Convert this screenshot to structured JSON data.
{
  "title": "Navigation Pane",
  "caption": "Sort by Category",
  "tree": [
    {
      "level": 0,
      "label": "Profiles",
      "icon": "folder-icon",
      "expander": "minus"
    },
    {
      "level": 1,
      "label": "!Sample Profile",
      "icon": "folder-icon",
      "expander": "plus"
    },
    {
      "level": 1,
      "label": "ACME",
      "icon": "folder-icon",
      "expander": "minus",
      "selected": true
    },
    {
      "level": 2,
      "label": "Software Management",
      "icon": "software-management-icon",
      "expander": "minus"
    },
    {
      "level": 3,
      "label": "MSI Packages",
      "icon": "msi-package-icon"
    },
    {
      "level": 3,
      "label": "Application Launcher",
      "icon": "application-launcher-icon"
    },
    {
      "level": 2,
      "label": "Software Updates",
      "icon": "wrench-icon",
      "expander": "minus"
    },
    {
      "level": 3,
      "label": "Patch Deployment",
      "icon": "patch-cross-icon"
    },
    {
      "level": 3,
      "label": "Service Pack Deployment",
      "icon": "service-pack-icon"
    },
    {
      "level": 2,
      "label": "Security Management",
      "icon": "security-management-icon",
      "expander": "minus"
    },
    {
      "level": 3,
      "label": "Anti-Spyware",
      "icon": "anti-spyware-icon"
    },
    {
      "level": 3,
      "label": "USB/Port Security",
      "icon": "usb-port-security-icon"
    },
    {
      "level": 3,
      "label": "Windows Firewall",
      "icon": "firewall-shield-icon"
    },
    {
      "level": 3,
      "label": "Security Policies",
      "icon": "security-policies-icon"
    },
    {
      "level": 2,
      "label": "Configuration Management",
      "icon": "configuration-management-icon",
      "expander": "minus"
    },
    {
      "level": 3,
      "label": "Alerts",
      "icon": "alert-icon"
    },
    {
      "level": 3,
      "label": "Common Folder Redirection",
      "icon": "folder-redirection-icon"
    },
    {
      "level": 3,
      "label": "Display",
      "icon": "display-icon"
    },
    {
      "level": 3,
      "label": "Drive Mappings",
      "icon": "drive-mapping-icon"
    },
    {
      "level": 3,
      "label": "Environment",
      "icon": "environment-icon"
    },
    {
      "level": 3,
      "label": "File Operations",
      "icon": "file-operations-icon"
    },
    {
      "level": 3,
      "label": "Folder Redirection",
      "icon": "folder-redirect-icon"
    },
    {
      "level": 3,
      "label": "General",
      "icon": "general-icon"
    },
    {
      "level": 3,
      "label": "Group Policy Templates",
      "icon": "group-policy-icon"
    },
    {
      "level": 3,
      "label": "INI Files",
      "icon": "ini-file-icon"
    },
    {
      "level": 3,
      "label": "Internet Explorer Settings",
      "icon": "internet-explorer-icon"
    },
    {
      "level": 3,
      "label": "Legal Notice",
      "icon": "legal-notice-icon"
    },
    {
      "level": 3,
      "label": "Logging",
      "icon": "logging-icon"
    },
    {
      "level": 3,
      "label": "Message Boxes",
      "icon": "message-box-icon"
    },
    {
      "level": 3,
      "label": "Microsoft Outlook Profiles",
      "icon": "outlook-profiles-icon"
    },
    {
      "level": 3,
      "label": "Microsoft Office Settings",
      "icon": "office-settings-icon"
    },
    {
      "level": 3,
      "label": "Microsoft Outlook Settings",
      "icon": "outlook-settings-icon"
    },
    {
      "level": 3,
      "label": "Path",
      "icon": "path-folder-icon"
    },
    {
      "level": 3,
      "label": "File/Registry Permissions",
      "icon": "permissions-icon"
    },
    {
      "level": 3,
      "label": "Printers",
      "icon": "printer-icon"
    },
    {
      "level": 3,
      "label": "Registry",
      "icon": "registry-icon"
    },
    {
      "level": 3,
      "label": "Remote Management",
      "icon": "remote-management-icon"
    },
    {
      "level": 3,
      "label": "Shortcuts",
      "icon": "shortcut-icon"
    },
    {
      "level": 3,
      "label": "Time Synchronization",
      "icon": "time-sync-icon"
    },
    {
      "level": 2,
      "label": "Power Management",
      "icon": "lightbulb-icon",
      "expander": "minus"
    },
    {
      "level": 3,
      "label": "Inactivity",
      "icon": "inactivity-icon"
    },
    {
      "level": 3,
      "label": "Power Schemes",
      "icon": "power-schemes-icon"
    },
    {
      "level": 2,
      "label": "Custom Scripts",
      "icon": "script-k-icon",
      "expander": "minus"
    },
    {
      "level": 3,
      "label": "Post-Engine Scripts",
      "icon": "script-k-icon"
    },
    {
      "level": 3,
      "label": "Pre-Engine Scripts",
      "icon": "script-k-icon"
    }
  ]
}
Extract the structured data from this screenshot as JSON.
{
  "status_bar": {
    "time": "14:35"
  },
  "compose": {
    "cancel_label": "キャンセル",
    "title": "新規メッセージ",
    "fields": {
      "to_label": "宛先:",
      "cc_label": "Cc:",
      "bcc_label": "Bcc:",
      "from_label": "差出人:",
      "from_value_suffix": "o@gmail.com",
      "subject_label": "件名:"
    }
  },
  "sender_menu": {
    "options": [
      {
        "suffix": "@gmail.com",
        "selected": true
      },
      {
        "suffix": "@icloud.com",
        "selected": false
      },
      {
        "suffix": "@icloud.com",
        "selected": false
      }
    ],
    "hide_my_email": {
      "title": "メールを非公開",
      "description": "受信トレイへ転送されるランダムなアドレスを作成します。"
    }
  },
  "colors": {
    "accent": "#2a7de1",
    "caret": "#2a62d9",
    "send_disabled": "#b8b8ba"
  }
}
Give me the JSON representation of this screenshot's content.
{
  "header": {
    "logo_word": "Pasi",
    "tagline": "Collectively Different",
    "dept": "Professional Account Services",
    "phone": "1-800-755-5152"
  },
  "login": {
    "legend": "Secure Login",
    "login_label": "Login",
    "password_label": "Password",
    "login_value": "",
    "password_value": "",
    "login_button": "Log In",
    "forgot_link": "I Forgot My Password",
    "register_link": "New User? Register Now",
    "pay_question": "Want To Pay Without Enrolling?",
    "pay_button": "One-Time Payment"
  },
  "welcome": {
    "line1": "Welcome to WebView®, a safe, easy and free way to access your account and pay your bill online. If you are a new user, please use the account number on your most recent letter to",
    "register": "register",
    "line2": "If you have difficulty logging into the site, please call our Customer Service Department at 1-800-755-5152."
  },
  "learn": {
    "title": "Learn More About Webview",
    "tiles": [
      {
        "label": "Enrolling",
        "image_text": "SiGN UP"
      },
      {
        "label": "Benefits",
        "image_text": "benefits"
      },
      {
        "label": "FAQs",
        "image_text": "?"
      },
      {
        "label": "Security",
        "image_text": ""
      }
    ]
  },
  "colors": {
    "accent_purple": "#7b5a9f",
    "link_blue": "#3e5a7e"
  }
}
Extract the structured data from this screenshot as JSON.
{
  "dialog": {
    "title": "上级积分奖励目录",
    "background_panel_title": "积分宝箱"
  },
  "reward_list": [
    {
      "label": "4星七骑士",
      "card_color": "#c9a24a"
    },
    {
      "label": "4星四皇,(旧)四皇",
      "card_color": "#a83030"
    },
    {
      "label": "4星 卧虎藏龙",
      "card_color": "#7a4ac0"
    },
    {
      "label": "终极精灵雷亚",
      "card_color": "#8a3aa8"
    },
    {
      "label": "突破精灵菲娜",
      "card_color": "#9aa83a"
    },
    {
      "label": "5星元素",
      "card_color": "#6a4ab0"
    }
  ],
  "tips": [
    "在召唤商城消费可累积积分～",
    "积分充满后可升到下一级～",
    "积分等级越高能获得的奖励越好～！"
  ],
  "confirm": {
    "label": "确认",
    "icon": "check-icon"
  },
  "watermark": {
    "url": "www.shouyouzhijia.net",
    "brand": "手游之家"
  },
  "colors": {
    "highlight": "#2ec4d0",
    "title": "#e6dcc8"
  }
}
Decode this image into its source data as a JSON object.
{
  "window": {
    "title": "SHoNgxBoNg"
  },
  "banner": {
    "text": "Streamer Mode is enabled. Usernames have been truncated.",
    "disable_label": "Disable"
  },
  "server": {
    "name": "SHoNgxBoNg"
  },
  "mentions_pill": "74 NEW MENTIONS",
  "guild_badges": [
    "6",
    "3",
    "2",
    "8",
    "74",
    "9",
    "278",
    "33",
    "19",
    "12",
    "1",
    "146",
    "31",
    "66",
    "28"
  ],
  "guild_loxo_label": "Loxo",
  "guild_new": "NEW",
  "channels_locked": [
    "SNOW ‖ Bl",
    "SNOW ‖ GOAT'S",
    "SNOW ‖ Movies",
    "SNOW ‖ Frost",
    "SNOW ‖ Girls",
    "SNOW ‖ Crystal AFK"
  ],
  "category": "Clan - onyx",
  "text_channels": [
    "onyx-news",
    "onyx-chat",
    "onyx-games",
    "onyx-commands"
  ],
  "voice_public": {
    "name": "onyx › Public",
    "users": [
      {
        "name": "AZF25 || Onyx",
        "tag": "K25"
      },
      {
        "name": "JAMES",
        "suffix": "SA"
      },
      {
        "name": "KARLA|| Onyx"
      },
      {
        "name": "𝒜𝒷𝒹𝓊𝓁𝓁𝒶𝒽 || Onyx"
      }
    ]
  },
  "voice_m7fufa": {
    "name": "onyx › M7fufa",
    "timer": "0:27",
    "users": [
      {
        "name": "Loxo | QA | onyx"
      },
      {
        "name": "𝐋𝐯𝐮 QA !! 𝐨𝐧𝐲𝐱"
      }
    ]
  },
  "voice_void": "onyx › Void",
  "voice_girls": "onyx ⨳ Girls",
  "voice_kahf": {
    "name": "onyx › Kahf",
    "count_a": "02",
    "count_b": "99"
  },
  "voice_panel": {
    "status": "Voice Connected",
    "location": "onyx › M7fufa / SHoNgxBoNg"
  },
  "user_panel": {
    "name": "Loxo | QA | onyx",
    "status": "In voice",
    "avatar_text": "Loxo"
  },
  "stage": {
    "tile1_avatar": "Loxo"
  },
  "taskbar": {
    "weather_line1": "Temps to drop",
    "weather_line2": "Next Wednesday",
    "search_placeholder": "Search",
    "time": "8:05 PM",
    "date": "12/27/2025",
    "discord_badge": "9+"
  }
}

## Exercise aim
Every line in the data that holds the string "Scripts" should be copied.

## The answer
      "label": "Custom Scripts",
      "label": "Post-Engine Scripts",
      "label": "Pre-Engine Scripts",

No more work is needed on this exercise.